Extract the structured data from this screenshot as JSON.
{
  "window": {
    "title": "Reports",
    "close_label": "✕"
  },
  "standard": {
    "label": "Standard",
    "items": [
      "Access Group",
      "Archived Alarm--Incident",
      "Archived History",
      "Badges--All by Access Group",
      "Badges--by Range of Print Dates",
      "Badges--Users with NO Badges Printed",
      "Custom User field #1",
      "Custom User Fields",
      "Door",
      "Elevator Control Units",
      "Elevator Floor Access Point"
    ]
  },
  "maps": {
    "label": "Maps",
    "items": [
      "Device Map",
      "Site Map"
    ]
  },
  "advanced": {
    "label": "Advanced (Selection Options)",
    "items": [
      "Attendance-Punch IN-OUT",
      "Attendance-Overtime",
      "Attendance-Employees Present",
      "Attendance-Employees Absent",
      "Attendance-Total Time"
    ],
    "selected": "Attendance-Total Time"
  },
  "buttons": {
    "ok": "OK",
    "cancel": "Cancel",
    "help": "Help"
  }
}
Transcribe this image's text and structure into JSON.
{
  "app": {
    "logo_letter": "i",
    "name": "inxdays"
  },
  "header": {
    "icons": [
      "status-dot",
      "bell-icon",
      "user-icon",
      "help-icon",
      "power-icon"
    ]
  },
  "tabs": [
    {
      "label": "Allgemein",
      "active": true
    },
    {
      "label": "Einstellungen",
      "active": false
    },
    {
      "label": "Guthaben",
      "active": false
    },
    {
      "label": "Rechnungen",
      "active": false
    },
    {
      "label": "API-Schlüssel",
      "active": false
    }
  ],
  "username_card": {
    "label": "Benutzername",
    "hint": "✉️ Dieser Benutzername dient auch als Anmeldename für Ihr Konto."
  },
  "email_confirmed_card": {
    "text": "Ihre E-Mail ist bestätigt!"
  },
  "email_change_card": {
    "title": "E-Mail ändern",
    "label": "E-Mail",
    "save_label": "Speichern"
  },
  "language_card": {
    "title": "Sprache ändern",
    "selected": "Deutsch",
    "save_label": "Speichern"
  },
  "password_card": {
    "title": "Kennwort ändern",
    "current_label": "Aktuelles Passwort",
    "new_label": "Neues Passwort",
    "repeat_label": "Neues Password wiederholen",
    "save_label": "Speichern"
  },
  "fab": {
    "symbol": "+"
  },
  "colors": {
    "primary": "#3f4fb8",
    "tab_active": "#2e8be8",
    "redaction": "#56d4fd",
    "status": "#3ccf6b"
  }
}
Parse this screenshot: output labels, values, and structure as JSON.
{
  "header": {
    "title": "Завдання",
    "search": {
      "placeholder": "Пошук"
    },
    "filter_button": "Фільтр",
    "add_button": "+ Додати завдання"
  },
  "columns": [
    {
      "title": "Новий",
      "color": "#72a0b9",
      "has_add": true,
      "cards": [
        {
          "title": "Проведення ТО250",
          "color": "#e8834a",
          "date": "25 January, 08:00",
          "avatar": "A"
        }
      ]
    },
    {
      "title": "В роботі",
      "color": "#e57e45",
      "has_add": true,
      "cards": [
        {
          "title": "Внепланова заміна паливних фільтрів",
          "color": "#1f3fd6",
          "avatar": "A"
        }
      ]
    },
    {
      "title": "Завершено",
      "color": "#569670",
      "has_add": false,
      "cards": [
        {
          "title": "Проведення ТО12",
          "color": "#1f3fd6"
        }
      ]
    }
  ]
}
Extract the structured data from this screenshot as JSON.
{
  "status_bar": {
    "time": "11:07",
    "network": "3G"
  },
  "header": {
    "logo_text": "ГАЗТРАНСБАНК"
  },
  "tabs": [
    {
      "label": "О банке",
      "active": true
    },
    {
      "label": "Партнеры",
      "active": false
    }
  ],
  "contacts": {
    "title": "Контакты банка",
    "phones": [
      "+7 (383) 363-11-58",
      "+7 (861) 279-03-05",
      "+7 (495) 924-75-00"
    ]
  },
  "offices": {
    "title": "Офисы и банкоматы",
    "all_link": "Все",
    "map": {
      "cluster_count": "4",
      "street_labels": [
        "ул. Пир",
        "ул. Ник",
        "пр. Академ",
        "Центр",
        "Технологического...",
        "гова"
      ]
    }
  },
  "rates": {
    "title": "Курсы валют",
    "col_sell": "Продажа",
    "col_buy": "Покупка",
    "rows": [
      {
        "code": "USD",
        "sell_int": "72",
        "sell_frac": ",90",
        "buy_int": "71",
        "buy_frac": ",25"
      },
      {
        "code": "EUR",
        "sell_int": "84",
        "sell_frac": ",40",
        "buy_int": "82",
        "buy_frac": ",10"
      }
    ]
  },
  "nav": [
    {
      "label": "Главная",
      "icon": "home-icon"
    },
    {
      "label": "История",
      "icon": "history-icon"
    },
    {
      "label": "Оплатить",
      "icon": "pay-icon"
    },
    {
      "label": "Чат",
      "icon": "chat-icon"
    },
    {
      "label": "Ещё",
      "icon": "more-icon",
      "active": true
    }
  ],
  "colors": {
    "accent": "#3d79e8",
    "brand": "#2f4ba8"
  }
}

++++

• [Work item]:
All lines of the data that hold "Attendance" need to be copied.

• [Written solution]:
      "Attendance-Punch IN-OUT",
      "Attendance-Overtime",
      "Attendance-Employees Present",
      "Attendance-Employees Absent",
      "Attendance-Total Time"
    "selected": "Attendance-Total Time"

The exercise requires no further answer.